Kagan oddly throws in a critique of liberal idealism into the mix, as if realists like Layne and Mearsheimer believed the world is naturally peaceful, free, and prosperous, or even thought things like democracy and free trade systems merited US-led preservation in and of themselves. It is Kagan who is far closer to “last man” liberalism than proponents of offshore balancing. For Kagan, US military power is the vanguard and praetor of liberalism – remove it from the equation, and it falters, reinforce it, and liberalism grows stronger. Again, Kagan ignores the possibility of any dynamics that might subvert the progress of liberalism emerging from the same geopolitical and historical processes. Kagan, like the liberal idealists, still assumes that US policy can eliminate major war, freeze ideological change and modern geopolitical power relations, or at least prevent them from altering the order the US is preserving.
Does this discussion seem abstract, detached, and kind of silly for a budgetary argument? It occurs to me this is exactly the problem. Kagan turns a debate about defense spending into an argument about values, history, and the nature of international order without actually explaining what military forces he believes are and are not necessary to accomplish his goals. How many carrier groups are necessary to deter rising powers, and how many bases does the US need to accomplish Kagan’s three goals of fighting terrorism, balancing in East Asia and stabilizing the Middle East? How many divisions? Do we have enough? Do we need more? Do we have too many?
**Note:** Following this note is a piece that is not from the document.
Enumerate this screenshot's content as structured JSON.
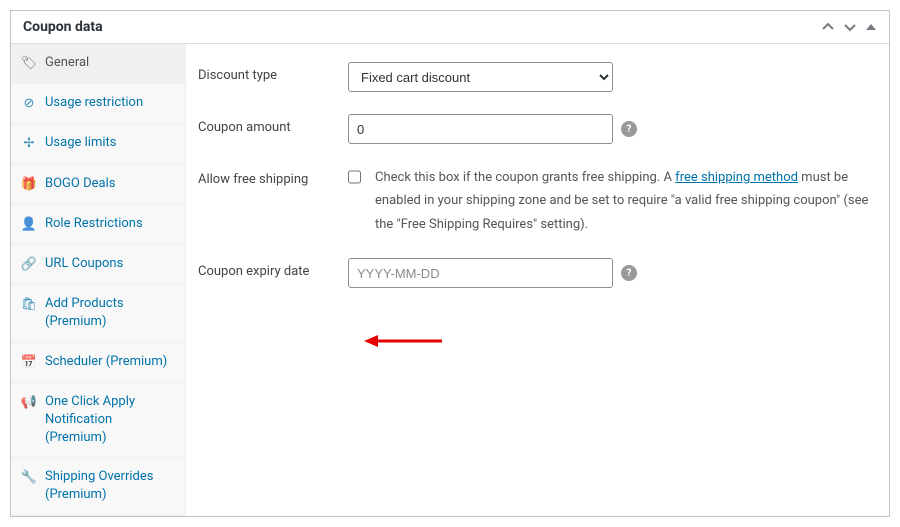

Sure, it’s hard to imagine the US can do “more with less.” But what does the US need to do “enough?” Do we just take the Pentagon’s word for it? Or Congress’s? Not only is Kagan’s model of international order overly simplistic, it also nicely escapes the actual debate about what resources the US needs for its existing strategy by claiming cuts necessarily imply a strategy Kagan believes is geopolitically and historically untenable. Kagan talks about “the price of power” but we never talk about what we’re putting on the tab. Whether you’re committed to US primacy forever or just want to defend the quarter sphere, you need to be able to explain your grand strategy in terms of the resources it requires, and explain how concrete items of expenditure contribute to your grand strategic vision. That we simply assert the US strategy needs what it already has (or more) and assume reducing resources require a drastic change in strategy without asking why is part of how we got here in the first place. Ultimately, we’re left with the increasingly hollow exhortation to “get money, smoke hostiles, further democracy.” Just another day in the end of grand strategic history.